Iranian Foreign Minister Mohammad Javad Zarif’s surprise August 12 visit to Turkey opened a new chapter in regional cooperation between the two neighbors.
All in all, these developments indicate that Russia, Iran and Turkey are engaged in intensive efforts to work out a common position on the Syrian crisis and the ways to settle it. A Russia-Turkey-Iran coalition is emerging. It would be logical to surmise that the parties will be united by the common goal of preserving Syria’s territorial integrity.
Actually, this is the time of changes. With IS and other extremist groups defeated, the problem of Syrian Kurds will inevitably come to the fore. Neither the Syrian government, nor other actors like Turkey, nor the so-called «moderate» Syrian opposition are ready to accept the idea of «federalization» with Syrian Kurdistan enjoying a special status. But using force against Kurds will have grave implications and weaken the anti-IS alliance. The Kurdish armed formations (Peshmerga) are the main force on the ground to strike IS, this is an irrefutable fact to make them an ally of anyone whose goal is to do away with the IS threat.

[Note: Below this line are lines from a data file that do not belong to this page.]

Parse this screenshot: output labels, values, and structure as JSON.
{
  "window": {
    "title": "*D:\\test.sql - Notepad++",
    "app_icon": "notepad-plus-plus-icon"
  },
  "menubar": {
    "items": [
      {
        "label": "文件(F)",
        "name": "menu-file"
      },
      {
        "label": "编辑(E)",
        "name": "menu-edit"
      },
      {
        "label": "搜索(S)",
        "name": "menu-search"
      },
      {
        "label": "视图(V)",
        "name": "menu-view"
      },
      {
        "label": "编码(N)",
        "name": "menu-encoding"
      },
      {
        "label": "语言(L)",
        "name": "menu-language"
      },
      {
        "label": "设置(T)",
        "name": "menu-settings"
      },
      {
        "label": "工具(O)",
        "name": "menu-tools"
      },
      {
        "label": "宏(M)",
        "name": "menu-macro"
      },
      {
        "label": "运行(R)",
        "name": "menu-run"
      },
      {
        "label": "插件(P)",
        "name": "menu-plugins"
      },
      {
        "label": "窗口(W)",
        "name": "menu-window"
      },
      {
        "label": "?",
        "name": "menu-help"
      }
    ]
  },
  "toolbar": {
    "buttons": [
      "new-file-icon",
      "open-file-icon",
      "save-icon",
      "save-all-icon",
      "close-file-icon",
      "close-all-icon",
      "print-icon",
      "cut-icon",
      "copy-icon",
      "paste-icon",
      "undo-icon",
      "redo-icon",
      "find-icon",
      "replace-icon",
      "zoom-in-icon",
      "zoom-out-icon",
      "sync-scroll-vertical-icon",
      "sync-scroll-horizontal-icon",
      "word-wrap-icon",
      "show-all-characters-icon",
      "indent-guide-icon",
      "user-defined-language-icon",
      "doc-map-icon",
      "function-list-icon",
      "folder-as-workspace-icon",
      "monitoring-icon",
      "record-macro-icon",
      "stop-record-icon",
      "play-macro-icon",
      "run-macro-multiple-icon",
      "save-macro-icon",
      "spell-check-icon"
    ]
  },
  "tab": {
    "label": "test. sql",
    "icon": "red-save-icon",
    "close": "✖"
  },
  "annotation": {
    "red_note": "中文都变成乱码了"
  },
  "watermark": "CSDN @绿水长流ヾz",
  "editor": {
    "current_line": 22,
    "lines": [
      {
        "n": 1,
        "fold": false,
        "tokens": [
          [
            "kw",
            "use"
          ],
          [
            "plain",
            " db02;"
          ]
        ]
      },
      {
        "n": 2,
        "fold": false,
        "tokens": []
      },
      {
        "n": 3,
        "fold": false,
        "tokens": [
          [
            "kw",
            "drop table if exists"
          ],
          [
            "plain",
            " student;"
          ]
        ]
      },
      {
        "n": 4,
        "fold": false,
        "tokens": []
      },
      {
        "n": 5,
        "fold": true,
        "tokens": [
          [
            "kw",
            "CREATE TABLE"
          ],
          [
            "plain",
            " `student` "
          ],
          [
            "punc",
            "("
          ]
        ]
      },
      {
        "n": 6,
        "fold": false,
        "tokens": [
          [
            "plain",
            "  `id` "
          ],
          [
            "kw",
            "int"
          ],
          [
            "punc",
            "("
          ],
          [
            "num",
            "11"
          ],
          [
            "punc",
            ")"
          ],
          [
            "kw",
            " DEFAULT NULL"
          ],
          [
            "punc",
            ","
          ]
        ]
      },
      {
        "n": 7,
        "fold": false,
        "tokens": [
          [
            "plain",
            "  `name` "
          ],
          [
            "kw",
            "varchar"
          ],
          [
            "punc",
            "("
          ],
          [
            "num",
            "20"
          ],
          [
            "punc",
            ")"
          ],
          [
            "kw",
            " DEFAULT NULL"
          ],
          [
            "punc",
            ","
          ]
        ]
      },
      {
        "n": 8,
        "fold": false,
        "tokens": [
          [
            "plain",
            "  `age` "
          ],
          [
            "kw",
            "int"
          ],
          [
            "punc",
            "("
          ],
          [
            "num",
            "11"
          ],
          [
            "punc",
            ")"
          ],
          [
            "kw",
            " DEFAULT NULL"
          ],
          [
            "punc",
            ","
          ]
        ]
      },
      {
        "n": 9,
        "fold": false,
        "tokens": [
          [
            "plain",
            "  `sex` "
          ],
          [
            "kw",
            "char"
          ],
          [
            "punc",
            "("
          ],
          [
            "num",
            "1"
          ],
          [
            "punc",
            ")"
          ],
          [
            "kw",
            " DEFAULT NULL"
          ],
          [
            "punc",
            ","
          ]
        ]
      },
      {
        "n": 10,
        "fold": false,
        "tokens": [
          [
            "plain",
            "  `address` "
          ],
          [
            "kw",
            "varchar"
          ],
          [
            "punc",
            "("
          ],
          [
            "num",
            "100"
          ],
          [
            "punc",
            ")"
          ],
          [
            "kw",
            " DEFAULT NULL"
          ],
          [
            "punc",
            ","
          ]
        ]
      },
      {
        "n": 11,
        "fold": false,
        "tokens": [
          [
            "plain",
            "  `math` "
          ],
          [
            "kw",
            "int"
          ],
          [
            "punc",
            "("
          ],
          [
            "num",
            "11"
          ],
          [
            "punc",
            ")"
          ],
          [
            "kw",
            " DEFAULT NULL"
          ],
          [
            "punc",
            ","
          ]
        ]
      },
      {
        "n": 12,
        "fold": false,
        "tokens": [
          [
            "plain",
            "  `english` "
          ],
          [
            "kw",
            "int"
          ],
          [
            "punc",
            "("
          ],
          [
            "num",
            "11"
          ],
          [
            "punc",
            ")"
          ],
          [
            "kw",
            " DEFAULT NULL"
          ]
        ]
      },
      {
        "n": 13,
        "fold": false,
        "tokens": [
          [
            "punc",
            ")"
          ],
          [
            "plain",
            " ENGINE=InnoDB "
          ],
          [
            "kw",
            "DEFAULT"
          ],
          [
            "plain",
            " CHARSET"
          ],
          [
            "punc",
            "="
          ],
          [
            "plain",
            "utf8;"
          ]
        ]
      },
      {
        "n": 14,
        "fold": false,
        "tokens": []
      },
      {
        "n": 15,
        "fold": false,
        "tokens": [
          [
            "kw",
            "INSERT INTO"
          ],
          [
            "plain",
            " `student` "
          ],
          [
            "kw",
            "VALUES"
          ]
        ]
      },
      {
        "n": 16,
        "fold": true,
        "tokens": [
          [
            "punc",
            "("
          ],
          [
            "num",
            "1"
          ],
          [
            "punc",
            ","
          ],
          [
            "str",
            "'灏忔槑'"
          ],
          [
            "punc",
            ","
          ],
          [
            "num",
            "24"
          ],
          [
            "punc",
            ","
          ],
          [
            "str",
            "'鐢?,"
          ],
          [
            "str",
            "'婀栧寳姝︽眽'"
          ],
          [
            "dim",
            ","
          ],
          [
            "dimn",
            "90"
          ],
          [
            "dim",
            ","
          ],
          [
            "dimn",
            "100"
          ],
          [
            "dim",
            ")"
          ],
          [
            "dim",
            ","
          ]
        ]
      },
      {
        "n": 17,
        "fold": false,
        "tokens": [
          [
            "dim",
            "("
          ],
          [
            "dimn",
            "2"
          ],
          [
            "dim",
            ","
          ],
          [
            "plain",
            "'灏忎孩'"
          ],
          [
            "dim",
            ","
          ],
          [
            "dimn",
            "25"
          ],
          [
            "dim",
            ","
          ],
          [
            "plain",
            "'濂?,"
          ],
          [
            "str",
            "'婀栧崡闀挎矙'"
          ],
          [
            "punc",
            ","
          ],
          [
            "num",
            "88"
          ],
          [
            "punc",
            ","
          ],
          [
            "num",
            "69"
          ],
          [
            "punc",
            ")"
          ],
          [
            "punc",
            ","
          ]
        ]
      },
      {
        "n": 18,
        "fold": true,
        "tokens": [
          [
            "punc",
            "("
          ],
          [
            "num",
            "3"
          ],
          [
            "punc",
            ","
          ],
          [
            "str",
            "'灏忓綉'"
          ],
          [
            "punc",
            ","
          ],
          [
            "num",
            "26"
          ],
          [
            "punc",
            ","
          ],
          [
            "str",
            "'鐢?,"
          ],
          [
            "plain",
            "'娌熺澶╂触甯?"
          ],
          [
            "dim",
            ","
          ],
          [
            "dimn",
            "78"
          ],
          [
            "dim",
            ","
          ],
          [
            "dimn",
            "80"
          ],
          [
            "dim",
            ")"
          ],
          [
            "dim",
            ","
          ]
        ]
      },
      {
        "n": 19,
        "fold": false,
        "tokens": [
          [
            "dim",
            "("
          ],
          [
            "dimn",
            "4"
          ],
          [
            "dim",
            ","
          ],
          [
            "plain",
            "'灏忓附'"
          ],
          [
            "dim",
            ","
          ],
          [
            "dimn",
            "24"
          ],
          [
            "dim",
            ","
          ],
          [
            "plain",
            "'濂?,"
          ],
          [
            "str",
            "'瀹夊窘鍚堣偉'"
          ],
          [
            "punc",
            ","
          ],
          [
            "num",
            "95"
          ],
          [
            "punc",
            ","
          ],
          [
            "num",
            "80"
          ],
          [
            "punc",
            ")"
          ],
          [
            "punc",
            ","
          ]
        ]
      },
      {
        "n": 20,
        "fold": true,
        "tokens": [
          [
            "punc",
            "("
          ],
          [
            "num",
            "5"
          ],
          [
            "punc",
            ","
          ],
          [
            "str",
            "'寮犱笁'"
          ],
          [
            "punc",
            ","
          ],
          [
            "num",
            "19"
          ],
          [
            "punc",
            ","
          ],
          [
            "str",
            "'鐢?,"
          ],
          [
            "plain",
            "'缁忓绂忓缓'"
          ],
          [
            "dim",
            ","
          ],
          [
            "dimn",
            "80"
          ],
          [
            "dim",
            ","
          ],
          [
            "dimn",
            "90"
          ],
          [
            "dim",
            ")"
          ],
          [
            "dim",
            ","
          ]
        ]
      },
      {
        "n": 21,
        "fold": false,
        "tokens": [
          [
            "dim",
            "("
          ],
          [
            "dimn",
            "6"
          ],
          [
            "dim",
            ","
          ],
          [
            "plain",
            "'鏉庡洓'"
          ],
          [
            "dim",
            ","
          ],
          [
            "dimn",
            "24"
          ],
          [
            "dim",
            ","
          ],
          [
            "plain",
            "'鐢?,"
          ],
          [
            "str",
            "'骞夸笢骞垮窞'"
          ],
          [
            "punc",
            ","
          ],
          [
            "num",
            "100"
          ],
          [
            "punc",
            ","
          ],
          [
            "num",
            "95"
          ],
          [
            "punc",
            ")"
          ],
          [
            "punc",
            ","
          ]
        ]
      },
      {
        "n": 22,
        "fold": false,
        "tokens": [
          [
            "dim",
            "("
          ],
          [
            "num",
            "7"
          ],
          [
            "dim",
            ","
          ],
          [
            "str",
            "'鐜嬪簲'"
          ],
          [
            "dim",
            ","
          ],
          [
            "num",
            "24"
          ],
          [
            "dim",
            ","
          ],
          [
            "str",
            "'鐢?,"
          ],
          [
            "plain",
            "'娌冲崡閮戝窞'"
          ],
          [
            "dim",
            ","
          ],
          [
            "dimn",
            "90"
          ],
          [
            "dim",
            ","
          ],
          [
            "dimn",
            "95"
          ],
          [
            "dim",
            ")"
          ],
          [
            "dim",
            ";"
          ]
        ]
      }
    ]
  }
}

Russia is in the position to tackle the problem using diplomatic means. It has significant advantages as an impartial mediator. This February Syrian Kurds opened a representative office in Moscow. «This is a historic moment for the Kurdish people politically and diplomatically», said Sinam Mohamad, the European Representative of the Rojava Self-Ruled Democratic Administration, the de-facto government running Kurdish-held northern Syria. «For too long we have been unable to represent our interests on the world stage. This will allow us to have a voice abroad».
China, Russia’s strategic partner, is another important actor which has recently decided to take an active part in the efforts to settle the Syrian crisis.
Russia and China have a long history of coordinating their diplomatic efforts on Syria. Moscow is also a good friend of Iran. Russia and Turkey have normalized the relations recently. Actually, Russia is the only country that enjoys good working relations with all major actors involved in the Syrian conflict to make it perfectly suited for the role of the mediator. Its position is unique. Hardly anyone else can prevent the worst under the circumstances.